Crystallization Characteristics of B2O3 and TiO2-bearing Glassy Fluoride-Free Mold Fluxes

J. Min. Metall. Sect. B-Metall., 56 (2) (2020) 279-287. DOI:10.2298/JMMB191128018W
Full text (pdf)
Export manuscript information:
RIS Format (EndNote, Reference Manager), BibTeX


To explore the effects of TiO2 and/or B2O3 on crystallization of the glassy fluoride-free slag film near the copper mould, the crystallization characteristics of glassy fluoride-free mold fluxes with fluoride being substituted by TiO2 and/or B2O3 were investigated using X- ray diffraction (XRD), scanning electron microscope (SEM) and differential thermal analysis (DTA) techniques. The glass forming ability index (Kgl) of the glassy fluoride-free mold fluxes was studied using Hruby’s method. The XRD and SEM analysis show that Ca2Al2SiO7 , CaTiO3 and CaSiO3 are the dominant crystals of this fluoride-free mold fluxes system.

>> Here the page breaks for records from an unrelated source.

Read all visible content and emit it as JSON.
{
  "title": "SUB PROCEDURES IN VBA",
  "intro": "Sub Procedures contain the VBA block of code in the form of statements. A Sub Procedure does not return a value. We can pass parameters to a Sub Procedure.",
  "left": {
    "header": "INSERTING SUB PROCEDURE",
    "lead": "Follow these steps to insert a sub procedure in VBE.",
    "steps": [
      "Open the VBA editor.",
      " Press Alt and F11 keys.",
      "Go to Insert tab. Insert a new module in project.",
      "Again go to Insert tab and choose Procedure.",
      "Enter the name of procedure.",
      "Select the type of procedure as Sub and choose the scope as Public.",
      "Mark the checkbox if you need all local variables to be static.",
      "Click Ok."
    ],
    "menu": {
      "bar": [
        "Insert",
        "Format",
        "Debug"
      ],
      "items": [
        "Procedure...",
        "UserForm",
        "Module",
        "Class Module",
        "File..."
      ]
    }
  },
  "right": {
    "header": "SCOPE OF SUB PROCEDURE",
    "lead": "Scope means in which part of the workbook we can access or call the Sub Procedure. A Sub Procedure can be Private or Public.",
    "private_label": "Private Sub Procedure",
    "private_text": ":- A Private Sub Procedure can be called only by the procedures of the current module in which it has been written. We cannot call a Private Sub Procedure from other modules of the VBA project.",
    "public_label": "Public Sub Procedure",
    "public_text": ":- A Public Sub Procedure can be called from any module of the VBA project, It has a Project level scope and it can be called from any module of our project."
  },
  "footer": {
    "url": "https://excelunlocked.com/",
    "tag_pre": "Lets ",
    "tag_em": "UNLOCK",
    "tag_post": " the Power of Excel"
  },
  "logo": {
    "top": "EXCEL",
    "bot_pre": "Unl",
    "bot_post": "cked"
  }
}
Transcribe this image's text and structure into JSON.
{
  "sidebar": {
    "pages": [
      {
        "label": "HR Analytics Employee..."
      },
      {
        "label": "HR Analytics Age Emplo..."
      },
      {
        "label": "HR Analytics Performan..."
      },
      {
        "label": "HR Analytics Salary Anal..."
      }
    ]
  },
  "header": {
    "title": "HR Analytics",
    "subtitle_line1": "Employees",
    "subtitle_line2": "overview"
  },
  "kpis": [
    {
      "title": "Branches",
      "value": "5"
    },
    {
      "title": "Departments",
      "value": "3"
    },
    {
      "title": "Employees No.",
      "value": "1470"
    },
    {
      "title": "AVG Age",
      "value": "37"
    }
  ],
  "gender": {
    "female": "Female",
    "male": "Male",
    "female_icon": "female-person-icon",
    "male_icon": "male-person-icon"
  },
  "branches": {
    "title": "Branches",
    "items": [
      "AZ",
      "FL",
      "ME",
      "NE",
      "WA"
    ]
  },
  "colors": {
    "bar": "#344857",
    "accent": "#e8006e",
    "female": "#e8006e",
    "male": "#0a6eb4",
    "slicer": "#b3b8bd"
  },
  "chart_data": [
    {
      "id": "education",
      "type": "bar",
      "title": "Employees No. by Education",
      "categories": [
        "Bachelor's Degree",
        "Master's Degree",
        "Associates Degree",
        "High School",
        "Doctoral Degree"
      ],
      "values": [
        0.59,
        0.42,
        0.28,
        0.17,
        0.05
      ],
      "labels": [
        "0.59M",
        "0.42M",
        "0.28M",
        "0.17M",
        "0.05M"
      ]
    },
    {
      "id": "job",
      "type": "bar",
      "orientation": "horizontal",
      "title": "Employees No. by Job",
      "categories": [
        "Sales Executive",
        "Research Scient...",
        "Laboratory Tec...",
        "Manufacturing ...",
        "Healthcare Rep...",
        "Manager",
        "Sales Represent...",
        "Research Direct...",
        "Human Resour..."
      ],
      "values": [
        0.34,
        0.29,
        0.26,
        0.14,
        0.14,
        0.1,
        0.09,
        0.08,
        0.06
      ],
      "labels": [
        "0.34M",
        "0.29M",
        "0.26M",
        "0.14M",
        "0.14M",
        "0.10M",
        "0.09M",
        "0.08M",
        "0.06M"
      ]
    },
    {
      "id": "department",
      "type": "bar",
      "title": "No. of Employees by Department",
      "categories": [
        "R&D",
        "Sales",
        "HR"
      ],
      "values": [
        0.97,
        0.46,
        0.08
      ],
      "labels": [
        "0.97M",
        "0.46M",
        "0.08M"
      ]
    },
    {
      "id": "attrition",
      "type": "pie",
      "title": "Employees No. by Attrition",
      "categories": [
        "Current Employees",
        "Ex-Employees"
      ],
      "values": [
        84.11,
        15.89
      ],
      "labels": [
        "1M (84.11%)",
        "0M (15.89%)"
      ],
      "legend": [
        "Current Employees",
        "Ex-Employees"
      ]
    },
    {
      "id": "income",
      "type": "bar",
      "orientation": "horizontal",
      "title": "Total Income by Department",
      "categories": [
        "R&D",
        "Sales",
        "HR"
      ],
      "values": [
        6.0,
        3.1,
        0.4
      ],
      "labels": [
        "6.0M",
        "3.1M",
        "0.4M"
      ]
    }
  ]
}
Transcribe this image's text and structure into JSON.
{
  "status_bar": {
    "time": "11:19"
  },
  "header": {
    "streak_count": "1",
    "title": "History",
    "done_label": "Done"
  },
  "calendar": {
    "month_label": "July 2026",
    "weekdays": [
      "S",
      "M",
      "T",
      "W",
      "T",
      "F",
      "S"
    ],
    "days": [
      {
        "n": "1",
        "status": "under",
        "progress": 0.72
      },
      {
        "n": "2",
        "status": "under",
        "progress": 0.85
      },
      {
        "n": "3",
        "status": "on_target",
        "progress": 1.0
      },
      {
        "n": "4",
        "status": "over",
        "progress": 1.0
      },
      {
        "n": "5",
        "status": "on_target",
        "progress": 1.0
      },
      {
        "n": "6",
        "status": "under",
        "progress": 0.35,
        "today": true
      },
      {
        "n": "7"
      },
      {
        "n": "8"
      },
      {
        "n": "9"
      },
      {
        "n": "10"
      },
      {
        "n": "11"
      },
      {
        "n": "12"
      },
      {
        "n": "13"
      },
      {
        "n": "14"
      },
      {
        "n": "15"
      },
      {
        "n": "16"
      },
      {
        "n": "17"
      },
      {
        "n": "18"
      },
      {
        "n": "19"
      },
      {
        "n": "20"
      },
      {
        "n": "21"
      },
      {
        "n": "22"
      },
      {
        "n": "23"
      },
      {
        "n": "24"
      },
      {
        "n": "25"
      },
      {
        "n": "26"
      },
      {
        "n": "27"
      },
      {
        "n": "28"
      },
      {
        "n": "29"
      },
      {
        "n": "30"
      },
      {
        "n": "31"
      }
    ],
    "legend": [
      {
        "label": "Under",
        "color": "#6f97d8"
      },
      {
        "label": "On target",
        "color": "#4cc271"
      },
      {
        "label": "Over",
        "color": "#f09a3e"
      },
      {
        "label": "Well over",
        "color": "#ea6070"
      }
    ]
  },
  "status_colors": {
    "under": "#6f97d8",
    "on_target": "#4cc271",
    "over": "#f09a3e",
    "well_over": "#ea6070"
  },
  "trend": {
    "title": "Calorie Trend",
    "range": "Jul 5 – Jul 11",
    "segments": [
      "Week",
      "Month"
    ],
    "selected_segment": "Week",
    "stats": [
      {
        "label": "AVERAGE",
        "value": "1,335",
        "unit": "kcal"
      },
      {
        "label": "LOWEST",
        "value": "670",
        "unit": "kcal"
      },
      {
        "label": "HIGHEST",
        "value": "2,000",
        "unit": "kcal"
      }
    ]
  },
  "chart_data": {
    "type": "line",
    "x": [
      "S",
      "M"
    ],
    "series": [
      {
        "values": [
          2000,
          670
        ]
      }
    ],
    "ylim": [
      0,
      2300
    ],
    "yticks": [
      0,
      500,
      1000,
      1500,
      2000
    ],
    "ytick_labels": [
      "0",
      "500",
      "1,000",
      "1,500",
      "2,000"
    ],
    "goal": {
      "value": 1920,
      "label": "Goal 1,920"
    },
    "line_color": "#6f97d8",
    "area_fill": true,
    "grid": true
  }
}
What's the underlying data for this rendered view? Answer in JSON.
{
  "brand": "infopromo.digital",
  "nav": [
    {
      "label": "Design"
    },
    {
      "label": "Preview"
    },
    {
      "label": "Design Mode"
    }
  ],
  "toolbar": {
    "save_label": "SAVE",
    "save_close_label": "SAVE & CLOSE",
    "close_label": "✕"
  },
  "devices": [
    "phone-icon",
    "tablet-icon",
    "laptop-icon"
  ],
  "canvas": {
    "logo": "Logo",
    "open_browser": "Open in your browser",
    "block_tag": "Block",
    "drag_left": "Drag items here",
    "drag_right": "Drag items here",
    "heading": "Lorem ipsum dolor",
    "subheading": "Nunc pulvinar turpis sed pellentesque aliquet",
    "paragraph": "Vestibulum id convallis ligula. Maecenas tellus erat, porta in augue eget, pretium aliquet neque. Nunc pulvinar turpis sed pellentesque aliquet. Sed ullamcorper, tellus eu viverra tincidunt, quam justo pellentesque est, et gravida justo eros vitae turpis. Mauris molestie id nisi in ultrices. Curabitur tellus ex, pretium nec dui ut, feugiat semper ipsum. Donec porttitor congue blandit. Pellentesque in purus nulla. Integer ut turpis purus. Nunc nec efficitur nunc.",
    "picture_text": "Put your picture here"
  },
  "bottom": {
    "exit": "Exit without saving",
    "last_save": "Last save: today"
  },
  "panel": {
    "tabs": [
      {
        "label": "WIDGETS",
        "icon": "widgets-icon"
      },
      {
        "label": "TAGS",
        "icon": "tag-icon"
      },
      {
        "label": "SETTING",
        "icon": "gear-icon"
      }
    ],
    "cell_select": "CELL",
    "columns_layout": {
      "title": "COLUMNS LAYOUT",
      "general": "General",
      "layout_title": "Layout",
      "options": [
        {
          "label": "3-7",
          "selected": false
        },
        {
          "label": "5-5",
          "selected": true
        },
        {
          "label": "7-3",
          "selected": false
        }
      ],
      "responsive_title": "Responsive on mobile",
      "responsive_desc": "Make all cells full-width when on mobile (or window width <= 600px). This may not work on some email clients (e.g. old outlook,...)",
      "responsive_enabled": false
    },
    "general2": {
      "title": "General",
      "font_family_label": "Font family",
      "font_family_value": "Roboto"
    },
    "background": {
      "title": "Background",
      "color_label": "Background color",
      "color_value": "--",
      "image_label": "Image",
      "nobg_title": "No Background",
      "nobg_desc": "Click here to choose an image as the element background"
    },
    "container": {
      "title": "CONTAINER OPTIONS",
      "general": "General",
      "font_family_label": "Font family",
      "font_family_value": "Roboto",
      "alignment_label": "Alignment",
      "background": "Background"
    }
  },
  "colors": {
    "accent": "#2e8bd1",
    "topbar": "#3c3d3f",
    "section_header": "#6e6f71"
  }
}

With the content of TiO2 increasing from 0 to 7%, the crystallization of Ca2Al2SiO7 and CaSiO3 are inhibited and the formation of CaTiO3 is also weak, so crystallization tendency of the glassy fluoride-free mold fluxes weakens. But as TiO2 content reaches 10%, the crystallization tendency strengthens because of the strong crystallization of CaTiO3. An increase of B2O3 inhibits the crystallization of calcium silicate, so it weakens the crystallization tendency of the glassy fluoride-free mold fluxes. The crystallization processes of the studied fluoride-free mold fluxes correspond to the surface crystallization mechanism. This research provides important reference for further investigation on the heat transfer behavior of the TiO2 and B2O3-bearing slag between copper mould and slab to evaluate the feasibility of B2 O3 and TiO2- bearing fluoride-free mold fluxes.
Keywords: Fluoride-free mold fluxes; Crystallization; Slag; Glass forming ability index; Surface crystallization; TiO2
Correspondence Address:
Z. Wang, a Institute of Process Engineering, Chinese Academy of Sciences,
State Key Laboratory of Multiphase Complex Systems, Beijing, P.R. China
b University of Chinese Academy of Sciences, School of Chemical Engineering, Beijing, P.R. China
c Nanjing IPE Institute of Green Manufacturing Industry, Nanjing, P.R. China
d Innovation Academy for Green Manufacture, Chinese Academy of Sciences, Beijing, P.R. China
email: This email address is being protected from spambots. You need JavaScript enabled to view it.
Creative Commons License
This work is licensed under a
Creative Commons Attribution-
ShareAlike 4.0 International License